• [EXERCISE DIRECTIONS]: Pull every line holding the word "username" from the data below and copy it.

--- SUPPLIED MATERIAL Enclosed Below ---

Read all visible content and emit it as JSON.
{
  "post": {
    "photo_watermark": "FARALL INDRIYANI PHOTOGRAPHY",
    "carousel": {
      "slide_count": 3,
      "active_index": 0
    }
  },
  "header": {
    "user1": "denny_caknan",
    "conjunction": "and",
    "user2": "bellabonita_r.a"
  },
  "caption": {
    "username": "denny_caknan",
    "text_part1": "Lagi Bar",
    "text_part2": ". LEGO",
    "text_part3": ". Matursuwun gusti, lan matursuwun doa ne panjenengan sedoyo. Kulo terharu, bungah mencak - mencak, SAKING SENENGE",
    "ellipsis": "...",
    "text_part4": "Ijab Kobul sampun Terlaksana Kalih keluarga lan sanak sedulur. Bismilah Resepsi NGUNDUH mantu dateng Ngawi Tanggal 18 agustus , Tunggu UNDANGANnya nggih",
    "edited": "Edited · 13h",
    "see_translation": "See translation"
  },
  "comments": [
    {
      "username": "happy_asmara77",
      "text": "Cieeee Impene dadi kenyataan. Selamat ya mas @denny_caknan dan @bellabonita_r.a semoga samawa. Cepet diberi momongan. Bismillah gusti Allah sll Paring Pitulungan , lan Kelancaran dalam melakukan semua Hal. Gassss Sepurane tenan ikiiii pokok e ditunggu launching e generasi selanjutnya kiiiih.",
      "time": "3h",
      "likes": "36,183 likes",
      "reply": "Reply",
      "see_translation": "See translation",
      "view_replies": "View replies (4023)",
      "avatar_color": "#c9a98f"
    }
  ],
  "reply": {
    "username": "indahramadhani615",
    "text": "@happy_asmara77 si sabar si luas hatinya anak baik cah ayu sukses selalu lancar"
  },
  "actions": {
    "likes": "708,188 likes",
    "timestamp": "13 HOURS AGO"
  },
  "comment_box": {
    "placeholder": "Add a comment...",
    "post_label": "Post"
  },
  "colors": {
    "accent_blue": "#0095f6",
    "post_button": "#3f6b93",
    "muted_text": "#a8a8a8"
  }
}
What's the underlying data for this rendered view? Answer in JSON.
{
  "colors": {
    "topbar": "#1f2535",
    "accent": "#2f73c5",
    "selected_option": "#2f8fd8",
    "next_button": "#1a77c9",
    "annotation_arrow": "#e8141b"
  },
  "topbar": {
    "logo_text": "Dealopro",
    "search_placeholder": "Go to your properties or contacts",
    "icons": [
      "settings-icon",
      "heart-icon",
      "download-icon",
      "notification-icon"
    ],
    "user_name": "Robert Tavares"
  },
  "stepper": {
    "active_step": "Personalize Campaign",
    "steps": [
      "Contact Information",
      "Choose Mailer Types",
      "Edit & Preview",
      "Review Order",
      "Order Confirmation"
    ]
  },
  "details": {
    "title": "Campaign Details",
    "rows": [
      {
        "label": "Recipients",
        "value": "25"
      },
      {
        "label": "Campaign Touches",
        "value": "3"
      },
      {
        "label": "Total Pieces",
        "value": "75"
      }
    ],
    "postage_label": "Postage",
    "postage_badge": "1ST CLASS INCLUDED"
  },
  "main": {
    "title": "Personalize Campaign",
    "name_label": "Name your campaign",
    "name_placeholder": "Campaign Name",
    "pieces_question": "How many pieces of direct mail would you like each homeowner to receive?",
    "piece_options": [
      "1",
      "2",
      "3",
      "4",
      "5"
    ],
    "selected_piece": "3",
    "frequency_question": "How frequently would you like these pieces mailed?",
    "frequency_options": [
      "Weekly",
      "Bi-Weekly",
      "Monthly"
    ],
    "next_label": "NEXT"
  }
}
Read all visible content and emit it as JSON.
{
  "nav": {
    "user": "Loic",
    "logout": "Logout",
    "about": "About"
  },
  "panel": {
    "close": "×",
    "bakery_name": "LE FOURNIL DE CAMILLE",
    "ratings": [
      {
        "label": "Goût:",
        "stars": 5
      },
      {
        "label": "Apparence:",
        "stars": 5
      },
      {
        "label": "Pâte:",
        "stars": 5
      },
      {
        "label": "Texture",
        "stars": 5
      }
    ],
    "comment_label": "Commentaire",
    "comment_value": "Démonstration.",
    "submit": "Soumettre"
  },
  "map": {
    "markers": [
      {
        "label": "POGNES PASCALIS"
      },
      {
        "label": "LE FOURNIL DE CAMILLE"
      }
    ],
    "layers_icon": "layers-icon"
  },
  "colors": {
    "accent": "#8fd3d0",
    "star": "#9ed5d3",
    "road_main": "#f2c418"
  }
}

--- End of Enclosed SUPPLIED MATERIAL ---

• [RESULT OF THIS EXERCISE]:
    "username": "denny_caknan",
      "username": "happy_asmara77",
    "username": "indahramadhani615",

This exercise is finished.